You are hereBiblio / Faulty Valve
|Publication Type||Case Study|
|Year of Publication||2000|
|Authors||Harris, Charles E., Pritchard Michael S., and Rabins Michael J.|
|Keywords||Acknowledging , biomedical engineering , product , Product and Consumer Safety , product liability , quality , safety|
Describes the case of the Shiley heart valve. In the late 1970's Shiley Inc. came up with a new model of an artificial heart valve that allowed better blood flow than other models, thereby reducing the risk of blood clots. Unfortunately, the valves sometime became cracked, and during the inspection process these cracked valves either had to be discarded or rewelded. However, after over 300 deaths occurred due to cracked valves, it was discovered that the practice of rewelding did not always stop the cracking from happening, and in some cases cracked valves were not even rewelded but the cracks were only polished over.
Case from Harris, Charles, Michael Pritchard and Michael Rabins. Engineering Ethics: Concepts and Cases. Belmont, CA: Wadsworth Publishing Company, 2000. Available from the Wadsworth website.

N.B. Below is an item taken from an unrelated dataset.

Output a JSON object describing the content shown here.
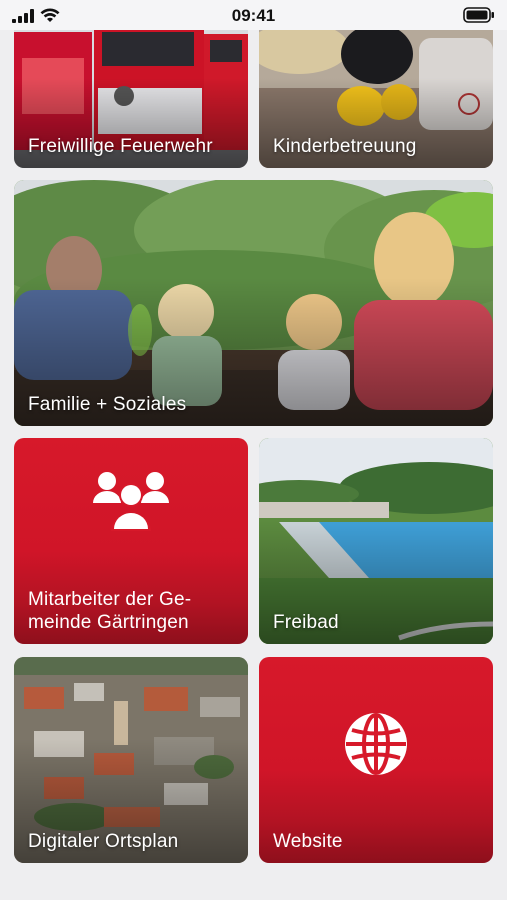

|URL||Click here for the document|
|Abbreviated Case Name||Faulty Valve|